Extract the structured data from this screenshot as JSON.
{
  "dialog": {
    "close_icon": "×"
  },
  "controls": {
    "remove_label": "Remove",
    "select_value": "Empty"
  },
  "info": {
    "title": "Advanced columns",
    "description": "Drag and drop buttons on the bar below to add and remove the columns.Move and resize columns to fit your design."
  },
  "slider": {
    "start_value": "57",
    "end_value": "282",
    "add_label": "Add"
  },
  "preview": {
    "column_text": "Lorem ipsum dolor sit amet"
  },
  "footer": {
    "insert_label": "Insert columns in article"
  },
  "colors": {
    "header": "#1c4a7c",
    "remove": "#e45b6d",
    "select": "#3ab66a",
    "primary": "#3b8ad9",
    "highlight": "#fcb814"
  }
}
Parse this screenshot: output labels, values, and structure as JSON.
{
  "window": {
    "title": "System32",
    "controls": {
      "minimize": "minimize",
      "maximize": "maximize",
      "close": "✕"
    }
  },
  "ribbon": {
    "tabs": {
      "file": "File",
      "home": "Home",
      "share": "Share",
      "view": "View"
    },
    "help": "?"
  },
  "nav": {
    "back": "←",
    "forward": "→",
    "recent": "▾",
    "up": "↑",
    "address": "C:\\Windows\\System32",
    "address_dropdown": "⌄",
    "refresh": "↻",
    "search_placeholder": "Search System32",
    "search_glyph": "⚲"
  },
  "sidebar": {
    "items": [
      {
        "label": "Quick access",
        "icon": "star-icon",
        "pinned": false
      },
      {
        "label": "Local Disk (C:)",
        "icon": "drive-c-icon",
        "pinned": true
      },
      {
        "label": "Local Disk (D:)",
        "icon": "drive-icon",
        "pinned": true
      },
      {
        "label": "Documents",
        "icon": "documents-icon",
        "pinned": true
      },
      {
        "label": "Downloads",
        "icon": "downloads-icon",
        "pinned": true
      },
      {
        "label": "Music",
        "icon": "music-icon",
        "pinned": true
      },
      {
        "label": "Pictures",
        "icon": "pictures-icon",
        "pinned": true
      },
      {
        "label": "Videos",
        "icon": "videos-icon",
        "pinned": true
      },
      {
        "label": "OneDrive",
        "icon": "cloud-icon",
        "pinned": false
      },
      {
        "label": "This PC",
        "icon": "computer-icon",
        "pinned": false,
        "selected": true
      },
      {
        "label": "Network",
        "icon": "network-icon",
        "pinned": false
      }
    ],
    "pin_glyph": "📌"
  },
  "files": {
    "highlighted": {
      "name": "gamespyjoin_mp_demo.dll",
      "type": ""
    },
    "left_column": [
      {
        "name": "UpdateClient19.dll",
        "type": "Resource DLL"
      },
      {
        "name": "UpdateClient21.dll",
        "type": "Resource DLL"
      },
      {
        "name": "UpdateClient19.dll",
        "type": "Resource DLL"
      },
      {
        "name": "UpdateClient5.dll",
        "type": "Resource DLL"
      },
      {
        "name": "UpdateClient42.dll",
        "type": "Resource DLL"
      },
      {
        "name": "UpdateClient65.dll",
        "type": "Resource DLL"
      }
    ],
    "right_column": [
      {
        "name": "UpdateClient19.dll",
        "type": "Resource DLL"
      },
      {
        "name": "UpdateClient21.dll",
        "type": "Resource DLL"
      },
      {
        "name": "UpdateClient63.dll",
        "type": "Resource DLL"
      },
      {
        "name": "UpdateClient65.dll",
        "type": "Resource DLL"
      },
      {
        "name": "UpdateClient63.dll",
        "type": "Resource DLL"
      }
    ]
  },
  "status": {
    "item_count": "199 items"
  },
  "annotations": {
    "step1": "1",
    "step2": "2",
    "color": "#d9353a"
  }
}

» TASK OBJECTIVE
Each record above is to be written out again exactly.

» RESPONSE FOR THIS EXERCISE
Extract the structured data from this screenshot as JSON.
{
  "dialog": {
    "close_icon": "×"
  },
  "controls": {
    "remove_label": "Remove",
    "select_value": "Empty"
  },
  "info": {
    "title": "Advanced columns",
    "description": "Drag and drop buttons on the bar below to add and remove the columns.Move and resize columns to fit your design."
  },
  "slider": {
    "start_value": "57",
    "end_value": "282",
    "add_label": "Add"
  },
  "preview": {
    "column_text": "Lorem ipsum dolor sit amet"
  },
  "footer": {
    "insert_label": "Insert columns in article"
  },
  "colors": {
    "header": "#1c4a7c",
    "remove": "#e45b6d",
    "select": "#3ab66a",
    "primary": "#3b8ad9",
    "highlight": "#fcb814"
  }
}
Parse this screenshot: output labels, values, and structure as JSON.
{
  "window": {
    "title": "System32",
    "controls": {
      "minimize": "minimize",
      "maximize": "maximize",
      "close": "✕"
    }
  },
  "ribbon": {
    "tabs": {
      "file": "File",
      "home": "Home",
      "share": "Share",
      "view": "View"
    },
    "help": "?"
  },
  "nav": {
    "back": "←",
    "forward": "→",
    "recent": "▾",
    "up": "↑",
    "address": "C:\\Windows\\System32",
    "address_dropdown": "⌄",
    "refresh": "↻",
    "search_placeholder": "Search System32",
    "search_glyph": "⚲"
  },
  "sidebar": {
    "items": [
      {
        "label": "Quick access",
        "icon": "star-icon",
        "pinned": false
      },
      {
        "label": "Local Disk (C:)",
        "icon": "drive-c-icon",
        "pinned": true
      },
      {
        "label": "Local Disk (D:)",
        "icon": "drive-icon",
        "pinned": true
      },
      {
        "label": "Documents",
        "icon": "documents-icon",
        "pinned": true
      },
      {
        "label": "Downloads",
        "icon": "downloads-icon",
        "pinned": true
      },
      {
        "label": "Music",
        "icon": "music-icon",
        "pinned": true
      },
      {
        "label": "Pictures",
        "icon": "pictures-icon",
        "pinned": true
      },
      {
        "label": "Videos",
        "icon": "videos-icon",
        "pinned": true
      },
      {
        "label": "OneDrive",
        "icon": "cloud-icon",
        "pinned": false
      },
      {
        "label": "This PC",
        "icon": "computer-icon",
        "pinned": false,
        "selected": true
      },
      {
        "label": "Network",
        "icon": "network-icon",
        "pinned": false
      }
    ],
    "pin_glyph": "📌"
  },
  "files": {
    "highlighted": {
      "name": "gamespyjoin_mp_demo.dll",
      "type": ""
    },
    "left_column": [
      {
        "name": "UpdateClient19.dll",
        "type": "Resource DLL"
      },
      {
        "name": "UpdateClient21.dll",
        "type": "Resource DLL"
      },
      {
        "name": "UpdateClient19.dll",
        "type": "Resource DLL"
      },
      {
        "name": "UpdateClient5.dll",
        "type": "Resource DLL"
      },
      {
        "name": "UpdateClient42.dll",
        "type": "Resource DLL"
      },
      {
        "name": "UpdateClient65.dll",
        "type": "Resource DLL"
      }
    ],
    "right_column": [
      {
        "name": "UpdateClient19.dll",
        "type": "Resource DLL"
      },
      {
        "name": "UpdateClient21.dll",
        "type": "Resource DLL"
      },
      {
        "name": "UpdateClient63.dll",
        "type": "Resource DLL"
      },
      {
        "name": "UpdateClient65.dll",
        "type": "Resource DLL"
      },
      {
        "name": "UpdateClient63.dll",
        "type": "Resource DLL"
      }
    ]
  },
  "status": {
    "item_count": "199 items"
  },
  "annotations": {
    "step1": "1",
    "step2": "2",
    "color": "#d9353a"
  }
}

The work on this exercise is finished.